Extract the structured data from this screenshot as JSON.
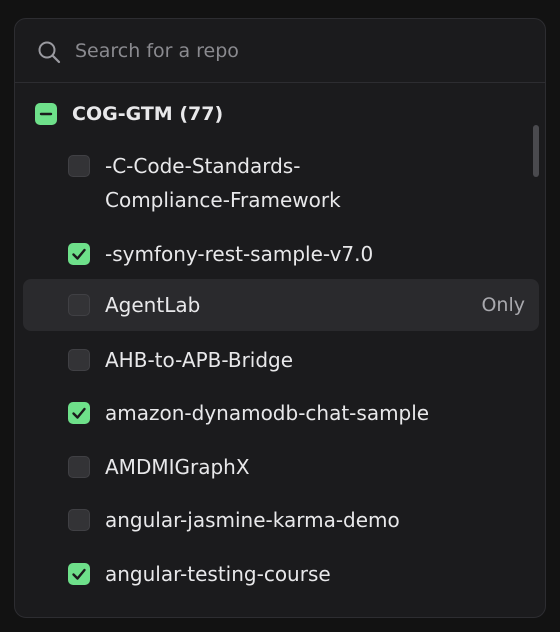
{
  "search": {
    "placeholder": "Search for a repo",
    "value": ""
  },
  "group": {
    "label": "COG-GTM (77)",
    "state": "indeterminate"
  },
  "repos": [
    {
      "line1": "-C-Code-Standards-",
      "line2": "Compliance-Framework",
      "checked": false
    },
    {
      "label": "-symfony-rest-sample-v7.0",
      "checked": true
    },
    {
      "label": "AgentLab",
      "checked": false,
      "hovered": true,
      "only_label": "Only"
    },
    {
      "label": "AHB-to-APB-Bridge",
      "checked": false
    },
    {
      "label": "amazon-dynamodb-chat-sample",
      "checked": true
    },
    {
      "label": "AMDMIGraphX",
      "checked": false
    },
    {
      "label": "angular-jasmine-karma-demo",
      "checked": false
    },
    {
      "label": "angular-testing-course",
      "checked": true
    }
  ],
  "colors": {
    "accent": "#6ee08a",
    "background": "#1b1b1d",
    "hover": "#2a2a2d"
  }
}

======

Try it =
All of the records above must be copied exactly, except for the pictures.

Exercise solution =
Extract the structured data from this screenshot as JSON.
{
  "search": {
    "placeholder": "Search for a repo",
    "value": ""
  },
  "group": {
    "label": "COG-GTM (77)",
    "state": "indeterminate"
  },
  "repos": [
    {
      "line1": "-C-Code-Standards-",
      "line2": "Compliance-Framework",
      "checked": false
    },
    {
      "label": "-symfony-rest-sample-v7.0",
      "checked": true
    },
    {
      "label": "AgentLab",
      "checked": false,
      "hovered": true,
      "only_label": "Only"
    },
    {
      "label": "AHB-to-APB-Bridge",
      "checked": false
    },
    {
      "label": "amazon-dynamodb-chat-sample",
      "checked": true
    },
    {
      "label": "AMDMIGraphX",
      "checked": false
    },
    {
      "label": "angular-jasmine-karma-demo",
      "checked": false
    },
    {
      "label": "angular-testing-course",
      "checked": true
    }
  ],
  "colors": {
    "accent": "#6ee08a",
    "background": "#1b1b1d",
    "hover": "#2a2a2d"
  }
}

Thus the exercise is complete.